Employees Jump at Genetic Testing. Is That a Good Thing?
Levi Strauss & Company introduced a novel benefit for employees at its San Francisco headquarters last fall: free genetic screening to assess their hereditary risks for certain cancers and high cholesterol.
Chip Bergh, Levi’s chief executive, said he had hoped that the tests would spur employees to take preventive health steps and in that way reduce the company’s health care costs. But even Mr. Bergh was surprised by the turnout. Of the 1,100 eligible Levi’s employees, more than half took the genetic tests. Now, he wants to extend the benefit to employees in other cities.
“It really is a differentiator,” Mr. Bergh said.
West Coast companies vying for talent offer an unusual array of benefits like college loan repayment, egg freezing, surrogacy assistance and, for new mothers away on business trips, overnight breast milk shipping. Some companies have added genetic screening as well, and employees are lining up for the tests.
Instacart, Nvidia, OpenTable, Salesforce, SAP, Slack, Stripe and Snap have offered the screenings as an employee benefit. So have some companies based on the East Coast, like General Electric Appliances and Visa. All of them, including Levi’s, work with Color Genomics, a start-up that has quickly become a leader in employee genetic screening and counseling.
But the use of screenings as an employee benefit is becoming more commonplace just as federal health agencies, researchers, and physicians are wrangling over whether the tests, originally developed to establish patients’ inherited risks of developing certain diseases, are ready for widespread adoption.
The tests screen for inherited gene mutations that can greatly increase a person’s risk of developing diseases like colon cancer or breast cancer. Doctors now regularly suggest them for high-risk patients, such as people who have close family members with certain cancers.
But for people of average risk in the general public, a screening may not be all that useful — and could even cause harm, experts said.
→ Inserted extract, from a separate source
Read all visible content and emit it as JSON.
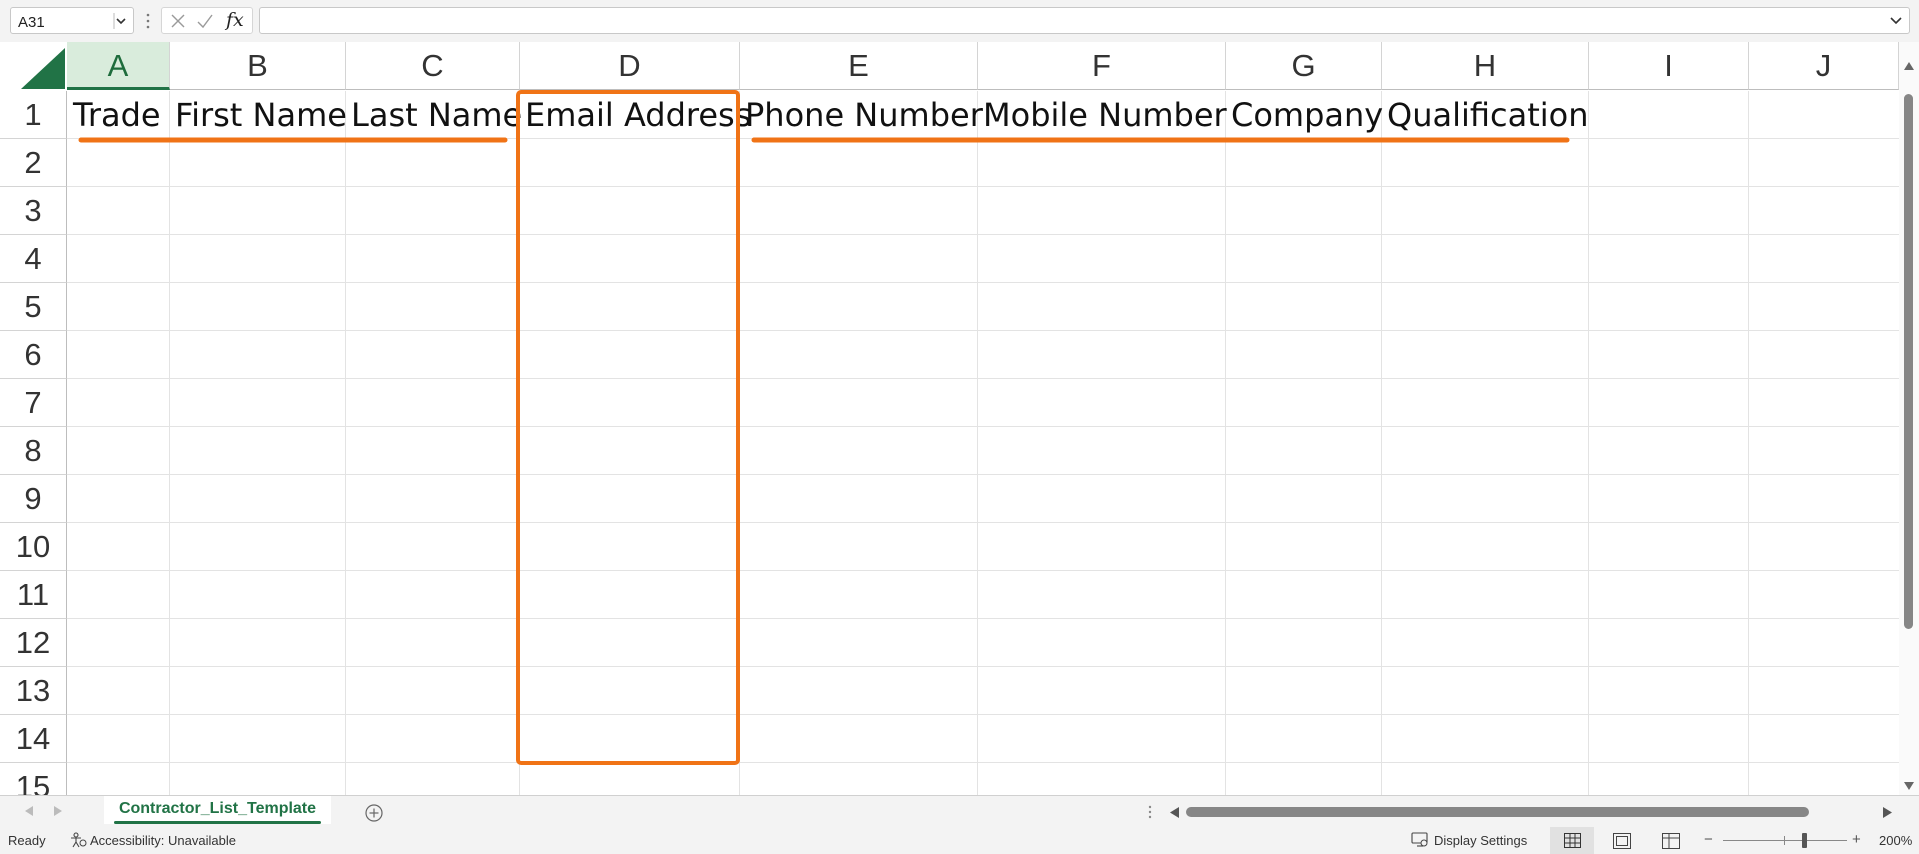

A person without a family history of cancer may have the same problematic mutations as high-risk patients, they said, but could have lower risk of developing cancer.